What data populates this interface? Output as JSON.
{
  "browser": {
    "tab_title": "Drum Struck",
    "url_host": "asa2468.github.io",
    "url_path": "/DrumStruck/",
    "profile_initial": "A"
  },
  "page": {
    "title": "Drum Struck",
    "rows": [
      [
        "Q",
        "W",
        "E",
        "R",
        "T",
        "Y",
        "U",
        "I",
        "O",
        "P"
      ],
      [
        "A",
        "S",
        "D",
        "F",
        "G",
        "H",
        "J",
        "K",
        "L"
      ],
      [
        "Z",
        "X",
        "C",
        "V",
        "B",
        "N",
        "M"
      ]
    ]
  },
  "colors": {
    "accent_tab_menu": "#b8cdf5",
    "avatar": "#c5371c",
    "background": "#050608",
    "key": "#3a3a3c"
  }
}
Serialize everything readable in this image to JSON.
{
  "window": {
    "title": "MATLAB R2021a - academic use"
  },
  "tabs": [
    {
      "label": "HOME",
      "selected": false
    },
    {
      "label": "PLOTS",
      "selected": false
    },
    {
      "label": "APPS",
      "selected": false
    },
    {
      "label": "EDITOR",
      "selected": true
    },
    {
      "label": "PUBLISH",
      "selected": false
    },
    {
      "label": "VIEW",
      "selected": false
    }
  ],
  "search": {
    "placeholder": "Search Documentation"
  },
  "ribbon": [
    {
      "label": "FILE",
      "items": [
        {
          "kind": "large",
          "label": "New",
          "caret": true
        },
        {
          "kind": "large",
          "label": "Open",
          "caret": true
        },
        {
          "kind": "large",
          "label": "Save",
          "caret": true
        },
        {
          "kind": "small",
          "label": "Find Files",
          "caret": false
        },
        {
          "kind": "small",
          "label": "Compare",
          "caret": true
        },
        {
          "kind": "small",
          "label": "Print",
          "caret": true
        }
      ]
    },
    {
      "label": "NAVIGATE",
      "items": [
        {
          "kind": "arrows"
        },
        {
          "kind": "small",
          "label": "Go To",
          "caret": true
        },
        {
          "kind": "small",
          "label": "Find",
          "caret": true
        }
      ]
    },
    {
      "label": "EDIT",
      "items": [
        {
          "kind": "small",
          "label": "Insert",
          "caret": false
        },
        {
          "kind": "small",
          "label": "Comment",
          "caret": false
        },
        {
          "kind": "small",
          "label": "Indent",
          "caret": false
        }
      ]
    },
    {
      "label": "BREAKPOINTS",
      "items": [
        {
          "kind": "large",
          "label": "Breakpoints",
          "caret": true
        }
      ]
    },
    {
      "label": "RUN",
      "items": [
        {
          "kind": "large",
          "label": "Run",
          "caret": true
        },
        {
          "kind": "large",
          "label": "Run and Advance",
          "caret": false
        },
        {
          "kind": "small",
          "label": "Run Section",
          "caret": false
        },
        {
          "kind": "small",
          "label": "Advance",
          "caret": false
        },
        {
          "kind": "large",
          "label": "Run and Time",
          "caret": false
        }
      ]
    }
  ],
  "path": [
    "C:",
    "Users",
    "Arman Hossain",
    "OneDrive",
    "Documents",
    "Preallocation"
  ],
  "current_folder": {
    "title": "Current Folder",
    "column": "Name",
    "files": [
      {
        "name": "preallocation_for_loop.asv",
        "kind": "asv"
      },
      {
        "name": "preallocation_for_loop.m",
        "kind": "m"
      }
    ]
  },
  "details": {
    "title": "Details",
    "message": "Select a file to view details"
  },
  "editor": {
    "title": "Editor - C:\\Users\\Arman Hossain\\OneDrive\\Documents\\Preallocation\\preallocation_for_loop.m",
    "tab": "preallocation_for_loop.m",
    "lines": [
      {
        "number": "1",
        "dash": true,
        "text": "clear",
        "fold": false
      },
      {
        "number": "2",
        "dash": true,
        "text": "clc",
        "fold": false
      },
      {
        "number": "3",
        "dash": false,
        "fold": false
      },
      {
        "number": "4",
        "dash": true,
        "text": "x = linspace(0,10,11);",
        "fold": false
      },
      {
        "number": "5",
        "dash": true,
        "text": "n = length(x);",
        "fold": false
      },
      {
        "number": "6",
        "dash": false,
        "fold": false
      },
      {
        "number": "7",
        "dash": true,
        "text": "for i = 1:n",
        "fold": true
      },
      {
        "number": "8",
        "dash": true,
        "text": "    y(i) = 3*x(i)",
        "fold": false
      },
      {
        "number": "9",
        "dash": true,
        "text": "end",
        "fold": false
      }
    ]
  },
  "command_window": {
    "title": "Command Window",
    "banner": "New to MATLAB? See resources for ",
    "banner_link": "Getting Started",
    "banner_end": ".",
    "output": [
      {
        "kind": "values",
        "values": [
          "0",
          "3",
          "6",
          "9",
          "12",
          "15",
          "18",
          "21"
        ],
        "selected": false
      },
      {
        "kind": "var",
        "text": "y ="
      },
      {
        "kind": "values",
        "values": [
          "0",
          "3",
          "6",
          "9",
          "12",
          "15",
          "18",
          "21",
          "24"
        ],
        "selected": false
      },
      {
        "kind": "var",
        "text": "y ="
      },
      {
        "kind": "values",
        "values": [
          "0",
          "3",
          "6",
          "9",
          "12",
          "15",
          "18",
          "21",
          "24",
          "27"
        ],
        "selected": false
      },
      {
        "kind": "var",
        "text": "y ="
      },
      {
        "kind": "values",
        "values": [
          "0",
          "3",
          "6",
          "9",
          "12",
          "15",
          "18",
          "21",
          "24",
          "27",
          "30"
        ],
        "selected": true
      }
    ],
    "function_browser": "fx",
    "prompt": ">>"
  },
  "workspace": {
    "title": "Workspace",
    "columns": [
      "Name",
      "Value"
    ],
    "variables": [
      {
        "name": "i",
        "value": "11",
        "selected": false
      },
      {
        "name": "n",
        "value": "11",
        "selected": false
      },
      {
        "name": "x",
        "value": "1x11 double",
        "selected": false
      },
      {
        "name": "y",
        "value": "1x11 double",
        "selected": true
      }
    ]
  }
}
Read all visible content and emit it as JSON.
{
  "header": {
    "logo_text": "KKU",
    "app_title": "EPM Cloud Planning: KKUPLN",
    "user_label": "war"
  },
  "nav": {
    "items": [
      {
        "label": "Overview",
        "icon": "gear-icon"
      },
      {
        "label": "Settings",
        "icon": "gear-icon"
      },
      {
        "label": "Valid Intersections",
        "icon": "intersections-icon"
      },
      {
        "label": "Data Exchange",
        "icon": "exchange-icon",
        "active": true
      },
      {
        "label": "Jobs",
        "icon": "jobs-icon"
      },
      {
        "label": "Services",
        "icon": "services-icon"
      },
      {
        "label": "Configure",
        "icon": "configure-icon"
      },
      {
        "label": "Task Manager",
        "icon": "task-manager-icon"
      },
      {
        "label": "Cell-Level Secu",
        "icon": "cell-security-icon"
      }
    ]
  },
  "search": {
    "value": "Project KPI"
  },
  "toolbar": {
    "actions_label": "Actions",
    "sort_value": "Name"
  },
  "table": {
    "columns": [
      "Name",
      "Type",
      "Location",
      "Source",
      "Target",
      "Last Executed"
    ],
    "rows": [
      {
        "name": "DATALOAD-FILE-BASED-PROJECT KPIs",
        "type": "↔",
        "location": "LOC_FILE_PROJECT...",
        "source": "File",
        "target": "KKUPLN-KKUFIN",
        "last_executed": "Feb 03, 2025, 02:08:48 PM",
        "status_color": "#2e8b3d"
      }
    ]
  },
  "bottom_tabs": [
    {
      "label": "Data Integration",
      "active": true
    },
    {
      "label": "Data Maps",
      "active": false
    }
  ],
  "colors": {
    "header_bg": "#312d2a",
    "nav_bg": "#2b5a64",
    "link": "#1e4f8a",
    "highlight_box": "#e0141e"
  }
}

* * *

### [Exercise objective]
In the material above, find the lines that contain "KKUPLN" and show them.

### [Result]
    "app_title": "EPM Cloud Planning: KKUPLN",
        "target": "KKUPLN-KKUFIN",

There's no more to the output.